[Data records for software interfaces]
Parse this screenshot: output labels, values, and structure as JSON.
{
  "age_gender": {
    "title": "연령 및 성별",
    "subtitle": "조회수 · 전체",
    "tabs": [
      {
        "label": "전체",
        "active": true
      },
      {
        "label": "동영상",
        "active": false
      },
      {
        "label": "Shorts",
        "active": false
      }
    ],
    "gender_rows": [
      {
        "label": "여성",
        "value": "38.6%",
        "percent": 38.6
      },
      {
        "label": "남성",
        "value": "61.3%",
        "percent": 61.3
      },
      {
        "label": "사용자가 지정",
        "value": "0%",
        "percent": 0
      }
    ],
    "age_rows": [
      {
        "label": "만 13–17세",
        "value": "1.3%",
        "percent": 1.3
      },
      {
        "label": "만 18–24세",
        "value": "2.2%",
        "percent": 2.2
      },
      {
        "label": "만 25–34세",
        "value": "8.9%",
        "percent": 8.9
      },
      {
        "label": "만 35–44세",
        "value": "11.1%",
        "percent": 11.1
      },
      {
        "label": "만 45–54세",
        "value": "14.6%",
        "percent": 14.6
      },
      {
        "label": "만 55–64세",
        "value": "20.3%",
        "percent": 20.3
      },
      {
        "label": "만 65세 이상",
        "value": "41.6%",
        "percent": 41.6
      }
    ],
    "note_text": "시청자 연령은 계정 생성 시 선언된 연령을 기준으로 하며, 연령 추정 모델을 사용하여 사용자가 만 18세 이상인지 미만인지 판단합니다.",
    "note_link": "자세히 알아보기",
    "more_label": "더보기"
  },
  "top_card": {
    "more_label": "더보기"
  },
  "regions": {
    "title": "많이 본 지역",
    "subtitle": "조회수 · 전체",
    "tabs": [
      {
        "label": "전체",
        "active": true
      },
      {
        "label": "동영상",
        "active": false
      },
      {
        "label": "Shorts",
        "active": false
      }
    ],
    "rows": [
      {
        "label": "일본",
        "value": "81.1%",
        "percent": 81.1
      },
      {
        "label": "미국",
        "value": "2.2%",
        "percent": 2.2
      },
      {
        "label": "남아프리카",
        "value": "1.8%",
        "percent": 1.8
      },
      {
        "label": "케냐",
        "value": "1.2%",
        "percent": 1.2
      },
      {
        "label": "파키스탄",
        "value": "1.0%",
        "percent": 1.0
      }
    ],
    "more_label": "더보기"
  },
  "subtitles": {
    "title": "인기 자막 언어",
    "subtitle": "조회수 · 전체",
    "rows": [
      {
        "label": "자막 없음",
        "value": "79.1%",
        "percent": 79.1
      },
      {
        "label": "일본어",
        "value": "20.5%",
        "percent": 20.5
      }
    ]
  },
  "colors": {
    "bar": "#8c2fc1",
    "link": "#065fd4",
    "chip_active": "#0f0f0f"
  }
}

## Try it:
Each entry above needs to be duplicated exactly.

## Result below:
Parse this screenshot: output labels, values, and structure as JSON.
{
  "age_gender": {
    "title": "연령 및 성별",
    "subtitle": "조회수 · 전체",
    "tabs": [
      {
        "label": "전체",
        "active": true
      },
      {
        "label": "동영상",
        "active": false
      },
      {
        "label": "Shorts",
        "active": false
      }
    ],
    "gender_rows": [
      {
        "label": "여성",
        "value": "38.6%",
        "percent": 38.6
      },
      {
        "label": "남성",
        "value": "61.3%",
        "percent": 61.3
      },
      {
        "label": "사용자가 지정",
        "value": "0%",
        "percent": 0
      }
    ],
    "age_rows": [
      {
        "label": "만 13–17세",
        "value": "1.3%",
        "percent": 1.3
      },
      {
        "label": "만 18–24세",
        "value": "2.2%",
        "percent": 2.2
      },
      {
        "label": "만 25–34세",
        "value": "8.9%",
        "percent": 8.9
      },
      {
        "label": "만 35–44세",
        "value": "11.1%",
        "percent": 11.1
      },
      {
        "label": "만 45–54세",
        "value": "14.6%",
        "percent": 14.6
      },
      {
        "label": "만 55–64세",
        "value": "20.3%",
        "percent": 20.3
      },
      {
        "label": "만 65세 이상",
        "value": "41.6%",
        "percent": 41.6
      }
    ],
    "note_text": "시청자 연령은 계정 생성 시 선언된 연령을 기준으로 하며, 연령 추정 모델을 사용하여 사용자가 만 18세 이상인지 미만인지 판단합니다.",
    "note_link": "자세히 알아보기",
    "more_label": "더보기"
  },
  "top_card": {
    "more_label": "더보기"
  },
  "regions": {
    "title": "많이 본 지역",
    "subtitle": "조회수 · 전체",
    "tabs": [
      {
        "label": "전체",
        "active": true
      },
      {
        "label": "동영상",
        "active": false
      },
      {
        "label": "Shorts",
        "active": false
      }
    ],
    "rows": [
      {
        "label": "일본",
        "value": "81.1%",
        "percent": 81.1
      },
      {
        "label": "미국",
        "value": "2.2%",
        "percent": 2.2
      },
      {
        "label": "남아프리카",
        "value": "1.8%",
        "percent": 1.8
      },
      {
        "label": "케냐",
        "value": "1.2%",
        "percent": 1.2
      },
      {
        "label": "파키스탄",
        "value": "1.0%",
        "percent": 1.0
      }
    ],
    "more_label": "더보기"
  },
  "subtitles": {
    "title": "인기 자막 언어",
    "subtitle": "조회수 · 전체",
    "rows": [
      {
        "label": "자막 없음",
        "value": "79.1%",
        "percent": 79.1
      },
      {
        "label": "일본어",
        "value": "20.5%",
        "percent": 20.5
      }
    ]
  },
  "colors": {
    "bar": "#8c2fc1",
    "link": "#065fd4",
    "chip_active": "#0f0f0f"
  }
}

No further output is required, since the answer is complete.